A soft robotic hand that’s far closer in function, and feel, to the human hand was unveiled at the University of Wollongong’s Innovation campus on Thursday.
The prototype responds to signals from the brain like a regular hand via an interface placed on arm muscles, and is both lightweight and low cost.
Lead researcher Professor Gursel Alici said the prototype took advantage of advances in smart materials and 3D printing at the ARC Centre of Excellence for Electromaterials Science (ACES).
‘’Users of prosthetic hands only use them for about a third of the tasks they could – because they are hard and heavy, and not as intuitive as they’d like,’’ Prof Alici said.
‘’By using the smart materials developed at ACES, we have created a soft robotic hand that can be strong and carry heavy objects, but is lightweight and soft to touch.
‘’Current robotic prosthetics also have a number of joins, whereas 3D printing allows us to make one continuous structure which improves functionality and control.’’
Prof Alici said the latest prototype – which could be publicly available within two years – was one step closer to a regular hand.
‘’The hand is one of the most important parts of our body – it’s the most significant interface between a person and their environment,’’ he said. ‘’We have used the progress in smart, functional materials to create a robotic hand that has a better interface and interaction with the environment – and allows the user to make more lifelike movements.’’
The prototype is low-power, and will have an extended lifespan compared to current prosthetics. ‘’We have made it more durable, more robust and longer lasting than prosthetic hands now available,’’ Prof Alici said.
The team will now refine the prototype by replacing the motors with artificial muscles, and improving the interface that translates brain signals into movement.
‘’We will be making it even more user-friendly by creating a minimally invasive interface from the brain to the nerves, from the nerves to the muscles, from the muscles to the hand and fingers,’’ he said.
‘’So options like an implantable interface, or soft printable material on the arm instead of wires and electrodes.’’
They will also further explore smart materials to help users not only grasp objects, but provide feedback on their size, shape and temperature.
Prof Alici demonstrated the prototype, along with ACES Research Fellow Dr Rahim Mutlu, at an international electromaterials symposiusm at the Innovation Campus.
ACES executive research director Professor Gordon Wallace said it was a great example of the practical applications of smart materials.

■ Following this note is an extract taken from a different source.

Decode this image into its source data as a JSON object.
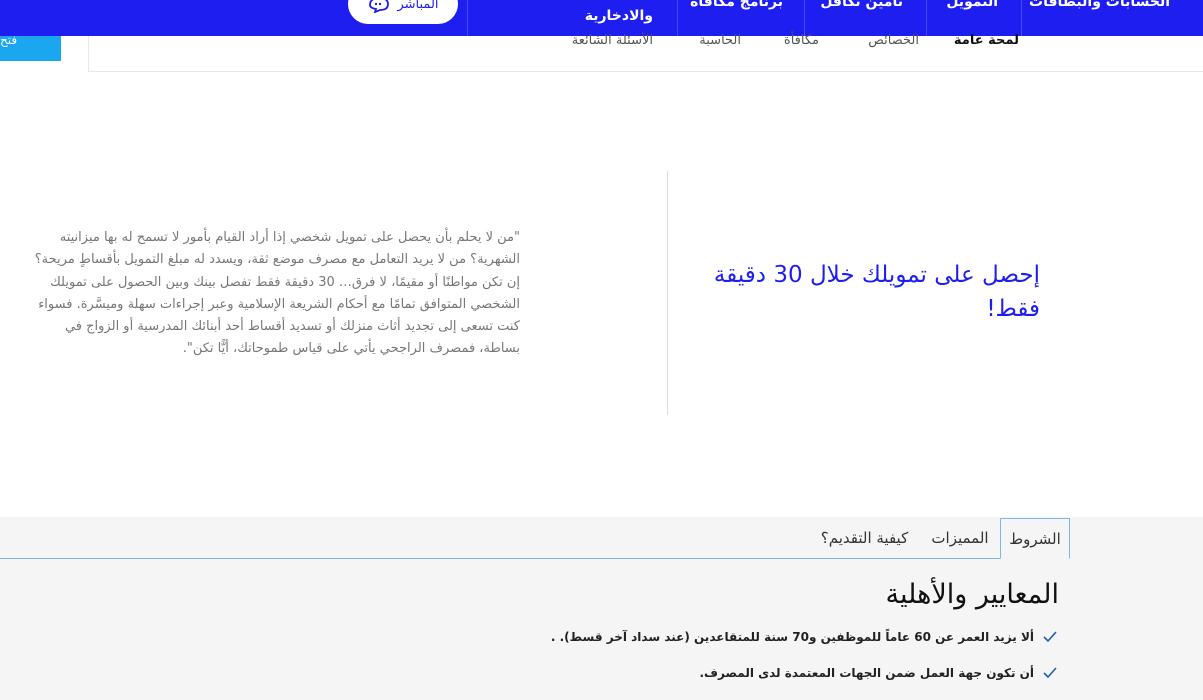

‘’We have developed a suite of materials that can be used for externally worn prosthetics as well as internal prosthetics, such as better bionic ears and cartilage and corneal regeneration,’’ Prof Wallace said.